    Restaurant managers may earn a higher salary than food service supervisors, but restaurant managers earn the most pay in the hospitality industry with an average salary of $51,432. On the other side of things, food service supervisors receive higher paychecks in the health care industry where they earn an average of $32,395.

    When it comes to the differences in education between the two professions, restaurant managers tend to reach similar levels of education than food service supervisors. In fact, they're 0.8% more likely to graduate with a Master's Degree and 0.0% more likely to earn a Doctoral Degree.

    How a Banquet Manager Compares

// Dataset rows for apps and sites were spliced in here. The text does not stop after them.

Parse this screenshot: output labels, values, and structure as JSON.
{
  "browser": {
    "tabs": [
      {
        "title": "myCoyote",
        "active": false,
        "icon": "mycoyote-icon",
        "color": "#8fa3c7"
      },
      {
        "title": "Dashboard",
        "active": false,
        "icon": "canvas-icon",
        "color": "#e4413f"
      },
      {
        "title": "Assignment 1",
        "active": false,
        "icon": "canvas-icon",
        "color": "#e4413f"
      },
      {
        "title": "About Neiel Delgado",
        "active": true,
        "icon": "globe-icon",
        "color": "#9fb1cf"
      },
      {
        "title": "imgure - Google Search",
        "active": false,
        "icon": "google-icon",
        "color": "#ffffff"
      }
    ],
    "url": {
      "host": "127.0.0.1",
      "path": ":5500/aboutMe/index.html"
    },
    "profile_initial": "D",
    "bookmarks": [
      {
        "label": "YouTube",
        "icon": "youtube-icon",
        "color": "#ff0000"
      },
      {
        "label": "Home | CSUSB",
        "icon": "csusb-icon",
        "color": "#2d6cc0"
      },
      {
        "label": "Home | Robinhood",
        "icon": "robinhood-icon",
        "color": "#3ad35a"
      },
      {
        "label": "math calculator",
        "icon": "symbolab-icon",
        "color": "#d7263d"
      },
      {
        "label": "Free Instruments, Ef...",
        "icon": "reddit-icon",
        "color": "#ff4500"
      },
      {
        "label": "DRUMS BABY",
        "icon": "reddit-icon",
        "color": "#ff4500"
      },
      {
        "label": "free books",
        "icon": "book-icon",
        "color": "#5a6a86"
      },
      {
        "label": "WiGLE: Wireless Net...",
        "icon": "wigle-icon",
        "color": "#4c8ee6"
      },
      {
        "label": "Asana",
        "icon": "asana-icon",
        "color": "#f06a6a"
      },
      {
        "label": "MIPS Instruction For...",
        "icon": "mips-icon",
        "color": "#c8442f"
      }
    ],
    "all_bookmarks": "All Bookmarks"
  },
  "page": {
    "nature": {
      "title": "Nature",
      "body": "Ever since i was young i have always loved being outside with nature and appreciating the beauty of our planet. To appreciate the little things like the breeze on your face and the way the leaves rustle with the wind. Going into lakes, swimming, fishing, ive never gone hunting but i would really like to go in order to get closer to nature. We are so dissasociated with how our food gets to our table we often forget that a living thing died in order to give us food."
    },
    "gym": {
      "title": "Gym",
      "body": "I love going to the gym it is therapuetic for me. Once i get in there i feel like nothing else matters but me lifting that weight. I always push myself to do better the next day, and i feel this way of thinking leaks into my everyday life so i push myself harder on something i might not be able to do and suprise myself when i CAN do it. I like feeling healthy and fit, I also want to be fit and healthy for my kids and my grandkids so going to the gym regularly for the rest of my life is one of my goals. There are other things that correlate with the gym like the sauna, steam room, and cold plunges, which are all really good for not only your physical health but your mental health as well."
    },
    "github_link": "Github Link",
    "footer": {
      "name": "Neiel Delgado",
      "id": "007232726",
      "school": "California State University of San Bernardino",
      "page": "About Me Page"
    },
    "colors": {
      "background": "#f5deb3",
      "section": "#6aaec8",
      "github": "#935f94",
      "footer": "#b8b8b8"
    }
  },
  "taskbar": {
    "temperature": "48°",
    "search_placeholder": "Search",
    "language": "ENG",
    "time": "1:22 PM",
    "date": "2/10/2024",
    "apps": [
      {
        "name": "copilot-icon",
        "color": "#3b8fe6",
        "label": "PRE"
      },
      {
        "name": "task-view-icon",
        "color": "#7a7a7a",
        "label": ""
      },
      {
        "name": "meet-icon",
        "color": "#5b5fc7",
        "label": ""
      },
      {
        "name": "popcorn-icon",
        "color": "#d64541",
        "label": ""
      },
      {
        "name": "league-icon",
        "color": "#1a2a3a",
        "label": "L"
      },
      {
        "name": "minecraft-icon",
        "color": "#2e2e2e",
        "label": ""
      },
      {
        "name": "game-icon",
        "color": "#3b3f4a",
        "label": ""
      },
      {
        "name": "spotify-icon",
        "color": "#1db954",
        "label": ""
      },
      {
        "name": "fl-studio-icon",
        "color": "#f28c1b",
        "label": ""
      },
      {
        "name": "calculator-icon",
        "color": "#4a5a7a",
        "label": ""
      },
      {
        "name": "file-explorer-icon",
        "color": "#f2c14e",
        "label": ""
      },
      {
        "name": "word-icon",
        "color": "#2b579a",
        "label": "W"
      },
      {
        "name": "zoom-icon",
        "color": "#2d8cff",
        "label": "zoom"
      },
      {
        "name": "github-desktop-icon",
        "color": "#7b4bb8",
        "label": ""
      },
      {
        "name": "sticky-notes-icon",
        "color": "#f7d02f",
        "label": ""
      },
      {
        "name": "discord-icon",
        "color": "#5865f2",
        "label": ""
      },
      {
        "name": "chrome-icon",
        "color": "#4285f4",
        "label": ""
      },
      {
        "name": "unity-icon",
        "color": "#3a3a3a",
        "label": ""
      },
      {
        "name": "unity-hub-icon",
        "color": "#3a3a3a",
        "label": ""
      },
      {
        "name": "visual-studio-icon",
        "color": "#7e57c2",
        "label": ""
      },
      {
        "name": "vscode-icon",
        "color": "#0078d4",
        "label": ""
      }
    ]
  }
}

    A banquet manager oversees the daily operations of banquet-hosting establishments, from planning to execution, ensuring events run smoothly and efficiently according to client requirements and preferences. They coordinate with the banquet director and head chef, working together to establish goals, guidelines, budgets, schedules, and strategies to meet the events' needs. They have the authority to delegate responsibilities among staff, communicate with clients, and liaise with external parties to secure supplies. It is also their responsibility to manage the venue, decorations, seat plans, and other services, resolving issues promptly and professionally to ensure client and guest satisfaction.

    The banquet manager profession generally makes a higher amount of money when compared to the average salary of food service supervisors. The difference in salaries is banquet managers making $20,660 higher than food service supervisors.

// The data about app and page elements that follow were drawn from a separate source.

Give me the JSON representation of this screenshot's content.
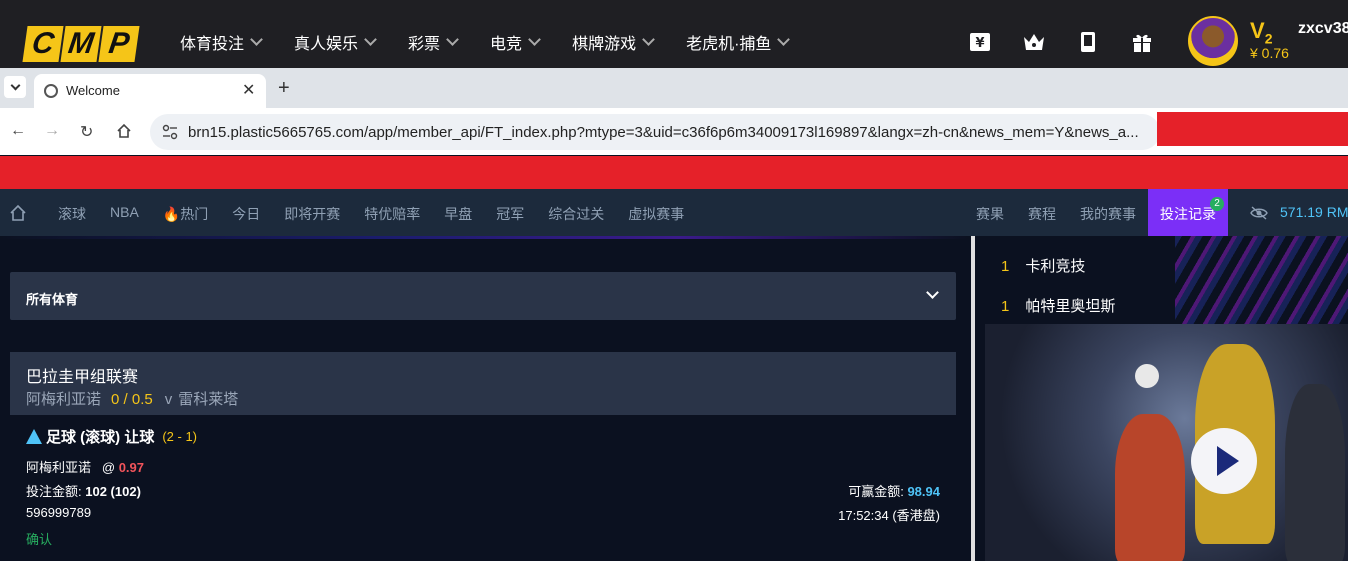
{
  "site": {
    "logo_letters": [
      "C",
      "M",
      "P"
    ],
    "nav": [
      "体育投注",
      "真人娱乐",
      "彩票",
      "电竞",
      "棋牌游戏",
      "老虎机·捕鱼"
    ],
    "vip_level": "V",
    "vip_sub": "2",
    "balance": "¥ 0.76",
    "username": "zxcv38"
  },
  "browser": {
    "tab_title": "Welcome",
    "url": "brn15.plastic5665765.com/app/member_api/FT_index.php?mtype=3&uid=c36f6p6m34009173l169897&langx=zh-cn&news_mem=Y&news_a..."
  },
  "subnav": {
    "items": [
      "滚球",
      "NBA",
      "🔥热门",
      "今日",
      "即将开赛",
      "特优赔率",
      "早盘",
      "冠军",
      "综合过关",
      "虚拟赛事"
    ],
    "right_items": [
      "赛果",
      "赛程",
      "我的赛事"
    ],
    "bet_record": "投注记录",
    "bet_record_badge": "2",
    "money": "571.19 RM"
  },
  "sport_select": {
    "label": "所有体育"
  },
  "bet": {
    "league": "巴拉圭甲组联赛",
    "home": "阿梅利亚诺",
    "handicap": "0 / 0.5",
    "vs": "v",
    "away": "雷科莱塔",
    "title": "足球 (滚球) 让球",
    "score": "(2 - 1)",
    "selection": "阿梅利亚诺",
    "at": "@",
    "odds": "0.97",
    "stake_label": "投注金额:",
    "stake_value": "102 (102)",
    "win_label": "可赢金额:",
    "win_value": "98.94",
    "ticket_id": "596999789",
    "time": "17:52:34 (香港盘)",
    "status": "确认"
  },
  "ranking": [
    {
      "n": "1",
      "name": "卡利竞技"
    },
    {
      "n": "1",
      "name": "帕特里奥坦斯"
    }
  ]
}
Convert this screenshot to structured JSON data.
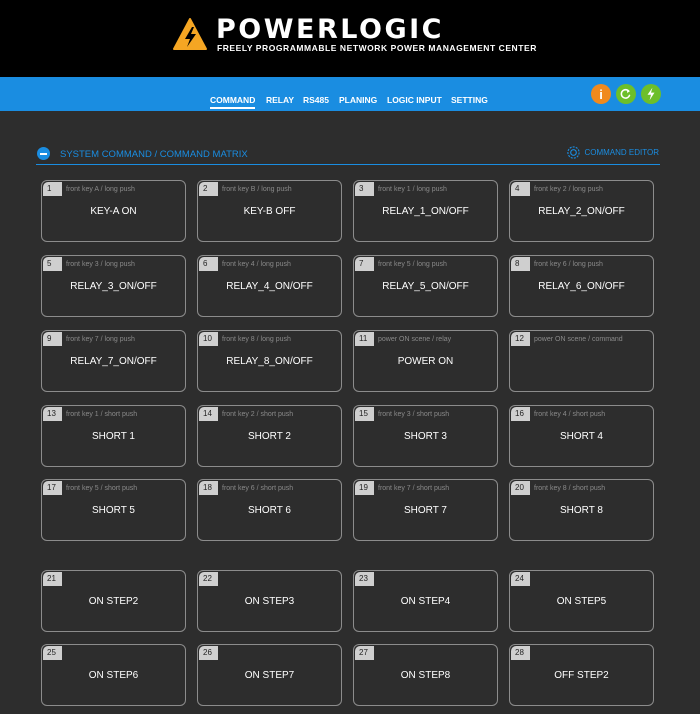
{
  "header": {
    "brand": "POWERLOGIC",
    "tagline": "FREELY PROGRAMMABLE NETWORK POWER MANAGEMENT CENTER"
  },
  "nav": {
    "items": [
      "COMMAND",
      "RELAY",
      "RS485",
      "PLANING",
      "LOGIC INPUT",
      "SETTING"
    ],
    "active": "COMMAND",
    "buttons": [
      {
        "icon": "info-icon",
        "glyph": "i",
        "color": "#f08a1e"
      },
      {
        "icon": "refresh-icon",
        "glyph": "c",
        "color": "#6dbf2a"
      },
      {
        "icon": "power-bolt-icon",
        "glyph": "",
        "color": "#6dbf2a"
      }
    ]
  },
  "section": {
    "title": "SYSTEM COMMAND / COMMAND MATRIX",
    "editor_label": "COMMAND EDITOR"
  },
  "commands": [
    {
      "num": "1",
      "hint": "front key A / long push",
      "label": "KEY-A ON"
    },
    {
      "num": "2",
      "hint": "front key B / long push",
      "label": "KEY-B OFF"
    },
    {
      "num": "3",
      "hint": "front key 1 / long push",
      "label": "RELAY_1_ON/OFF"
    },
    {
      "num": "4",
      "hint": "front key 2 / long push",
      "label": "RELAY_2_ON/OFF"
    },
    {
      "num": "5",
      "hint": "front key 3 / long push",
      "label": "RELAY_3_ON/OFF"
    },
    {
      "num": "6",
      "hint": "front key 4 / long push",
      "label": "RELAY_4_ON/OFF"
    },
    {
      "num": "7",
      "hint": "front key 5 / long push",
      "label": "RELAY_5_ON/OFF"
    },
    {
      "num": "8",
      "hint": "front key 6 / long push",
      "label": "RELAY_6_ON/OFF"
    },
    {
      "num": "9",
      "hint": "front key 7 / long push",
      "label": "RELAY_7_ON/OFF"
    },
    {
      "num": "10",
      "hint": "front key 8 / long push",
      "label": "RELAY_8_ON/OFF"
    },
    {
      "num": "11",
      "hint": "power ON scene / relay",
      "label": "POWER ON"
    },
    {
      "num": "12",
      "hint": "power ON scene / command",
      "label": ""
    },
    {
      "num": "13",
      "hint": "front key 1 / short push",
      "label": "SHORT 1"
    },
    {
      "num": "14",
      "hint": "front key 2 / short push",
      "label": "SHORT 2"
    },
    {
      "num": "15",
      "hint": "front key 3 / short push",
      "label": "SHORT 3"
    },
    {
      "num": "16",
      "hint": "front key 4 / short push",
      "label": "SHORT 4"
    },
    {
      "num": "17",
      "hint": "front key 5 / short push",
      "label": "SHORT 5"
    },
    {
      "num": "18",
      "hint": "front key 6 / short push",
      "label": "SHORT 6"
    },
    {
      "num": "19",
      "hint": "front key 7 / short push",
      "label": "SHORT 7"
    },
    {
      "num": "20",
      "hint": "front key 8 / short push",
      "label": "SHORT 8"
    },
    {
      "num": "21",
      "hint": "",
      "label": "ON STEP2"
    },
    {
      "num": "22",
      "hint": "",
      "label": "ON STEP3"
    },
    {
      "num": "23",
      "hint": "",
      "label": "ON STEP4"
    },
    {
      "num": "24",
      "hint": "",
      "label": "ON STEP5"
    },
    {
      "num": "25",
      "hint": "",
      "label": "ON STEP6"
    },
    {
      "num": "26",
      "hint": "",
      "label": "ON STEP7"
    },
    {
      "num": "27",
      "hint": "",
      "label": "ON STEP8"
    },
    {
      "num": "28",
      "hint": "",
      "label": "OFF STEP2"
    }
  ],
  "colors": {
    "accent": "#1a8de1",
    "background": "#2d2d2d",
    "header": "#000000",
    "logo_warning": "#f5a623"
  }
}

    While looking through the resumes of several food service supervisors and banquet managers we discovered that both professions have similar skills. These similarities include skills such as "customer service," "culinary," and "cleanliness," but they differ when it comes to other required skills.

    As mentioned, these two careers differ between other skills that are required for performing the work exceedingly well. For example, gathering from food service supervisors resumes, they are more likely to have skills like "good judgment," "safety practices," "food production," and "food handling." But a banquet manager might have skills like "wine," "guest satisfaction," "customer satisfaction," and "guest service."

    Additionally, banquet managers earn a higher salary in the hospitality industry compared to other industries. In this industry, they receive an average salary of $55,820. Additionally, food service supervisors earn an average salary of $32,395 in the health care industry.

    Banquet managers are known to earn similar educational levels when compared to food service supervisors. Additionally, they're 0.4% less likely to graduate with a Master's Degree, and 0.0% less likely to earn a Doctoral Degree.

    Description Of a Dietary Manager

    A dietary manager oversees the food service operations of a company or institution's kitchen facilities, ensuring efficiency and client satisfaction. They are primarily in charge of developing dietary programs and meal plans, coordinating with nutritionists, setting daily objectives, establishing food preparation standards and protocols, managing budgets and employee schedules, and monitoring overall operations, solving issues and concerns if any arise. They also supervise the recruitment and training of staff, monitor inventories, purchase supplies, and interact with customers. Moreover, a dietary manager leads employees to reach goals and implements industry standards and company policies.

    Dietary managers tend to earn a higher pay than food service supervisors by about $10,093 per year.

    While their salaries may vary, food service supervisors and dietary managers both use similar skills to perform their jobs. Resumes from both professions include skills like "food production," "food handling," and "patients. "

    Each job requires different skills like "good judgment," "safety practices," "customer service," and "culinary," which might show up on a food service supervisor resume. Whereas dietary manager might include skills like "dietary services," "infection control," "food safety," and "good communication."

    In general, dietary managers reach similar levels of education when compared to food service supervisors resumes. Dietary managers are 0.5% more likely to earn their Master's Degree and 0.2% less likely to graduate with a Doctoral Degree.